Some of the statements from the survey are particularly ambiguous in their wording. Statements should have been more specifically worded, as anyone with an expertise in neuroscience could argue for and against some points. More care should have been taken to ensure that there was greater consensus from neuroscientists with regard to statement wording.

The authors concluded

These findings suggest that teachers who are enthusiastic about the possible application of neuroscience findings in the classroom find it difficult to distinguish pseudoscience from scientific facts. Possessing greater general knowledge about the brain does not appear to protect teachers from believing in neuromyths. This demonstrates the need for enhanced interdisciplinary communication to reduce such misunderstandings in the future and establish a successful collaboration between neuroscience and education.

The Education Elf’s View

The Education ElfOn a personal note, I remember fondly the days of working in neuroscience research. We had the excitement every day of learning new things about the brain, but it was an insular world, where scientists sat with other scientists, each carrying out their individual experiments. Then, when we had compiled enough data to be meaningful, what did we do? We wrote science papers, in a language that only other neuroscientists could really understand. And, we would go out to communicate our findings at conferences, to none other than, scientists. At no point do I ever recall anyone seeing the need to make their writing readable by lay people, or indeed communicate to anyone outside of ‘the club’.

One message that was loud and clear when I became a teacher, is that teachers want to be informed, but in many incidences they have well and truly had the wool pulled over their eyes. Those teachers that are keen to implement principles from brain and learning research may have the right attitude, but they do not have the neuroscience expertise to enable them to distinguish fact from fiction. Ironically, according to this paper, the more interested teachers are in brain research, the more susceptible they are to believing neuromyths. This is frustrating for any teacher that is doing their best to keep ahead of the game.

In the future, neuroscientists and teachers should take opportunities to work more closely. Teachers who want to keep abreast of current science topics that are written in an accessible format could benefit from reading the quality science blogs from the Guardian and SciLogs (links below). Furthermore, neuroscientists could inform the world of education and help highlight bogus companies trying to make a fast buck.
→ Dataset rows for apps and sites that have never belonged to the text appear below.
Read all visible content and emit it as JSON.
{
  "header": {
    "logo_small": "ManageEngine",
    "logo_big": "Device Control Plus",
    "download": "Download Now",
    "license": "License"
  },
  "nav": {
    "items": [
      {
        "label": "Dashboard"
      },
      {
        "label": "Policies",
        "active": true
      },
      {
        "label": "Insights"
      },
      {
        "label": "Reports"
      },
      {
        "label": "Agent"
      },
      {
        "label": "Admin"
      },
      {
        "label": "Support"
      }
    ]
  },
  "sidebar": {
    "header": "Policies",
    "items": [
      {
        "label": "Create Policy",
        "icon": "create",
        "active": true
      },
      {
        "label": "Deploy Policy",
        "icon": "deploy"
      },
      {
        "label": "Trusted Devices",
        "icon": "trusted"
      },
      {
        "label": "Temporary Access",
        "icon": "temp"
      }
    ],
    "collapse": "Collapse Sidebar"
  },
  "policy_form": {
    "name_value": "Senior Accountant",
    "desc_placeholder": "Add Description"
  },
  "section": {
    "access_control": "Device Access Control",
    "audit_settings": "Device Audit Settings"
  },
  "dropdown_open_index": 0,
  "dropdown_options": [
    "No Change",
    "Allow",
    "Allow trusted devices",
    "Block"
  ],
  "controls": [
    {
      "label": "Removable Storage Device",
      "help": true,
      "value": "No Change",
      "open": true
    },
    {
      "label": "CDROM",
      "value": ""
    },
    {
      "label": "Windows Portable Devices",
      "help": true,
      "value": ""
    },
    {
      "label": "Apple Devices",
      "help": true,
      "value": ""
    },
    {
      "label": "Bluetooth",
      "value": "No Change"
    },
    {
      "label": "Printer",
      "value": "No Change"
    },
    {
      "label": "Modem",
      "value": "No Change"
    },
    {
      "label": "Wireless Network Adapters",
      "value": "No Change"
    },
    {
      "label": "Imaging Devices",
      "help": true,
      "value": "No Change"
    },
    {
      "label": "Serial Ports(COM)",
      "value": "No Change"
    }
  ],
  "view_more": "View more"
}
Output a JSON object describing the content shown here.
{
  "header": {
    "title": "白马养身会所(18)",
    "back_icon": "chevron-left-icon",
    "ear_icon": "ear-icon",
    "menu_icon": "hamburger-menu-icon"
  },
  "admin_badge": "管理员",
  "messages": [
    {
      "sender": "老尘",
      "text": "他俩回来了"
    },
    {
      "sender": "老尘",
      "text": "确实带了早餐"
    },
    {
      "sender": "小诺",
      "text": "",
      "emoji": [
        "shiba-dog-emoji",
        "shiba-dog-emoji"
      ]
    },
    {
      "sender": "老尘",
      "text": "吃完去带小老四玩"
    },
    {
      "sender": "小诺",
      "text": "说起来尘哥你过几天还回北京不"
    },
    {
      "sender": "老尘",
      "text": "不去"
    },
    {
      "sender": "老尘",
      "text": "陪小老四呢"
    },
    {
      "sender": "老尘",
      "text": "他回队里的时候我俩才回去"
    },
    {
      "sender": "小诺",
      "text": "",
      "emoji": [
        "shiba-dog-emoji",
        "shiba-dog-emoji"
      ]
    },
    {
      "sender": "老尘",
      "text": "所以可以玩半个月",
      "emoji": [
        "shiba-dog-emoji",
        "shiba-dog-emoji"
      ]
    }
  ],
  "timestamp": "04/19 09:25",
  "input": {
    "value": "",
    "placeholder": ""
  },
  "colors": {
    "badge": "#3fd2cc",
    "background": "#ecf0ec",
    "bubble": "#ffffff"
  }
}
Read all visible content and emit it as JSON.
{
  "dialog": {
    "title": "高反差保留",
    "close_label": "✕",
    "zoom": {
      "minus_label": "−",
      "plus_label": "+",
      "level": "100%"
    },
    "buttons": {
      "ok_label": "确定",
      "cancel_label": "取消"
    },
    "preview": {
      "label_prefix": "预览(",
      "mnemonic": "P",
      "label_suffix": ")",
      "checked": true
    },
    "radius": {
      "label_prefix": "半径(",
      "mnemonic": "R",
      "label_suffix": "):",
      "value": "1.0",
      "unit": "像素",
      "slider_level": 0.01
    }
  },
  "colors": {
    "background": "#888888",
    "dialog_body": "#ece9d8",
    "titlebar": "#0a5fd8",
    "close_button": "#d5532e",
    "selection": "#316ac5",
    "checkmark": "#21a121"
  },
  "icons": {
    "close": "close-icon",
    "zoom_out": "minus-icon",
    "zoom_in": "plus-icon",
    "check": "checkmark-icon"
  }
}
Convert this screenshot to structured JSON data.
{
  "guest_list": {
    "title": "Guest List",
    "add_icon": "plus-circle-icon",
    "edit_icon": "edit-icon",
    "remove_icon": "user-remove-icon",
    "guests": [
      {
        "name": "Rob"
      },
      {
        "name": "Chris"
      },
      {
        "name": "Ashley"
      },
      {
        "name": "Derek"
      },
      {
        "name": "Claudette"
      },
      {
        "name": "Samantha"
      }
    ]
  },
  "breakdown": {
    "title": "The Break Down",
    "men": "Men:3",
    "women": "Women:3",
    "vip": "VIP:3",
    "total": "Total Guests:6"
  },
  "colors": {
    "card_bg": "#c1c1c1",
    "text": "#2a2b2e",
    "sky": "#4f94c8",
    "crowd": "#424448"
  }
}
We elves enjoyed every minute of watching Jeremy Paxman on Newsnight showing Brain Gym for what it really is. Watch the 2-part video below and prepare to cringe!

Links

Sanne Dekker, Nikki C. Lee, Paul Howard-Jones, Jelle Jolles. Neuromyths in Education: Prevalence and Predictors of Misconceptions among Teachers. Front Psychol. 2012; 3: 429. Prepublished online 2012 August 31. Published online 2012 October 18. doi: 10.3389/fpsyg.2012.00429

Organisation for Economic Co-operation and Development (2002). Understanding the Brain: Towards a New Learning Science. Paris: OECD.

Howard-Jones PA, Franey L, Mashmoushi R, Liao YC (2009) The neuroscience literacy of trainee teachers. >Paper presented at British Educational Research Association Annual Conference, Manchester.

Hook CJ & Farah MJ Neuroscience for Educators: What Are They Seeking, and What Are They Finding? [PDF] (2012) Neuroethics DOI 10.1007/s12152-012-9159-3

www.scilogs.com

http://www.guardian.co.uk/science-blogs